15. The kit of claim 13 wherein the thyroxine solution (b) contains a known or constant amount of TBG.

References Cited UNITED STATES PATENTS 9/1965 Eberle 25071.5

OTHER REFERENCES Mitchell: Resin Uptake of Radiothyroxine in Sera from Non-Pregnant and Pregnant Women, Journal of Clinical Endocrinology and Metabolism, vol. 18, pp. l437l439 (1958).

Mitchell: The In Vitro Resin Sponge Uptake of Triiodothyronine-I From Serum in Thyroid Disease and in Pregnancy, J. of Clin. Endo. & Metab., vol. 20 pp. 1474 1483 (1960).

Visscher: T 4 Binding Capacity of Serum Proteins, Am. J. Obst. & Gynec 86:829-34, July 1963.

Man: Butanol-Extractable Iodine of Serum, Dept. of Internal Med., pp. 531-538. (1951).

MORRIS O. WOLK, Primary Examiner.

R. E. SERWIN, Assistant Examiner.

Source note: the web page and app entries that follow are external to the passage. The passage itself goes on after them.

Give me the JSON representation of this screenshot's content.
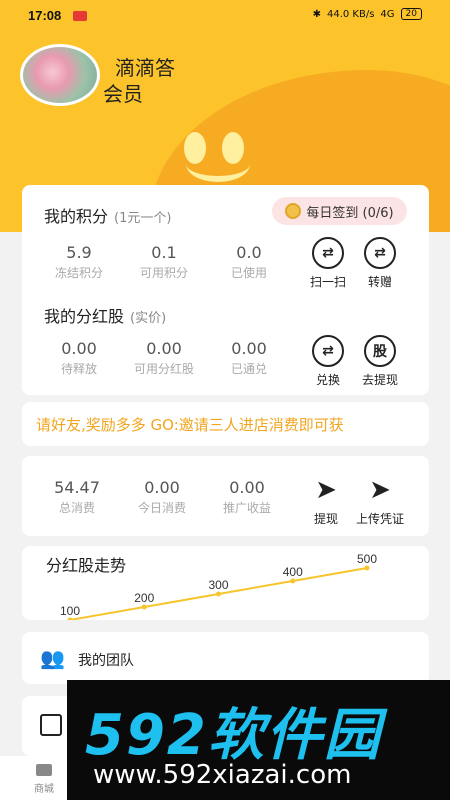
{
  "status": {
    "time": "17:08",
    "network": "44.0 KB/s",
    "signal": "4G",
    "battery": "20"
  },
  "profile": {
    "name": "滴滴答",
    "tag": "会员"
  },
  "points": {
    "title": "我的积分",
    "subtitle": "(1元一个)",
    "signin": "每日签到 (0/6)",
    "stats": [
      {
        "value": "5.9",
        "label": "冻结积分"
      },
      {
        "value": "0.1",
        "label": "可用积分"
      },
      {
        "value": "0.0",
        "label": "已使用"
      }
    ],
    "actions": [
      {
        "icon": "exchange-icon",
        "label": "扫一扫"
      },
      {
        "icon": "exchange-icon",
        "label": "转赠"
      }
    ]
  },
  "dividend": {
    "title": "我的分红股",
    "subtitle": "(实价)",
    "stats": [
      {
        "value": "0.00",
        "label": "待释放"
      },
      {
        "value": "0.00",
        "label": "可用分红股"
      },
      {
        "value": "0.00",
        "label": "已通兑"
      }
    ],
    "actions": [
      {
        "icon": "exchange-icon",
        "label": "兑换"
      },
      {
        "icon": "ribbon-icon",
        "glyph": "股",
        "label": "去提现"
      }
    ]
  },
  "marquee": "请好友,奖励多多 GO:邀请三人进店消费即可获",
  "consume": {
    "stats": [
      {
        "value": "54.47",
        "label": "总消费"
      },
      {
        "value": "0.00",
        "label": "今日消费"
      },
      {
        "value": "0.00",
        "label": "推广收益"
      }
    ],
    "actions": [
      {
        "icon": "send-icon",
        "label": "提现"
      },
      {
        "icon": "send-icon",
        "label": "上传凭证"
      }
    ]
  },
  "chart_data": {
    "type": "line",
    "title": "分红股走势",
    "x": [
      0,
      1,
      2,
      3,
      4
    ],
    "values": [
      100,
      200,
      300,
      400,
      500
    ],
    "labels": [
      "100",
      "200",
      "300",
      "400",
      "500"
    ],
    "color": "#f7c52b"
  },
  "team": {
    "label": "我的团队"
  },
  "tabbar": {
    "items": [
      {
        "label": "商城"
      }
    ]
  },
  "watermark": {
    "brand": "592软件园",
    "url": "www.592xiazai.com"
  }
}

Patent Citations
Cited PatentFiling datePublication dateApplicantTitle
US3206602 *May 2, 1960Sep 14, 1965Byron T EberleApparatus for measuring the binding capacity of serum proteins
Referenced by
Citing PatentFiling datePublication dateApplicantTitle
US3615224 *Nov 13, 1969Oct 26, 1971Baxter Laboratories IncChromatographic analysis
US3666854 *Jul 30, 1969May 30, 1972Nuclear Med LabTest for thyroid hormone
US3714344 *Oct 13, 1969Jan 30, 1973Mallinckrodt Chemical WorksMethod for determining thyroxine in blood serum and reagent therefor
US3730684 *Nov 1, 1971May 1, 1973Bio Science LaborThyroxine determination method employing the competitive protein binding technique
US3825410 *May 13, 1971Jul 23, 1974K BagshawePerformance of routine chemical reactions in compartmentalized containers
US3928553 *Feb 25, 1974Dec 23, 1975Univ New YorkRadioimmunoassay method for triiodothyronine and thyroxine
US3929981 *Feb 27, 1974Dec 30, 1975Squibb & Sons IncMethod for determining thyroid function
US3947564 *May 29, 1973Mar 30, 1976Bio-Rad LaboratoriesRadioactive determination of serum thyroxine
US4113433 *Dec 15, 1975Sep 12, 1978Gyaneshwar Prasad KhareRadioimmunoassay of hormones and metabolites in blood serum and plasma
US4155711 *Jun 24, 1975May 22, 1979Smutko Raymond AMethod and apparatus for determining thyroid function of multiple samples
US4225784 *Jun 17, 1976Sep 30, 1980Smith Kline Instruments, Inc.Covalently bound biological substances to plastic materials and use in radioassay
US4255412 *Dec 19, 1978Mar 10, 1981Beckman Instruments, Inc.Radioimmunoassay triiodothyronine
US4404285 *Jun 24, 1981Sep 13, 1983Amf IncorporatedRemoval of thyroid hormones with sheet of carbon particles in binder
WO1983000023A1 *Jun 18, 1982Jan 6, 1983Amf IncProcess for preparing a zero standard serum
Classifications
U.S. Classification436/500, 436/545, 206/569, 436/825, 422/71, 436/808, 206/524.1, 206/524.4, 436/531, 436/804, 436/826, 250/303, 206/803, 422/421
International ClassificationG01N33/78
Cooperative ClassificationY10S436/808, Y10S436/804, G01N33/78, Y10S436/826, Y10S436/825, Y10S206/803
European ClassificationG01N33/78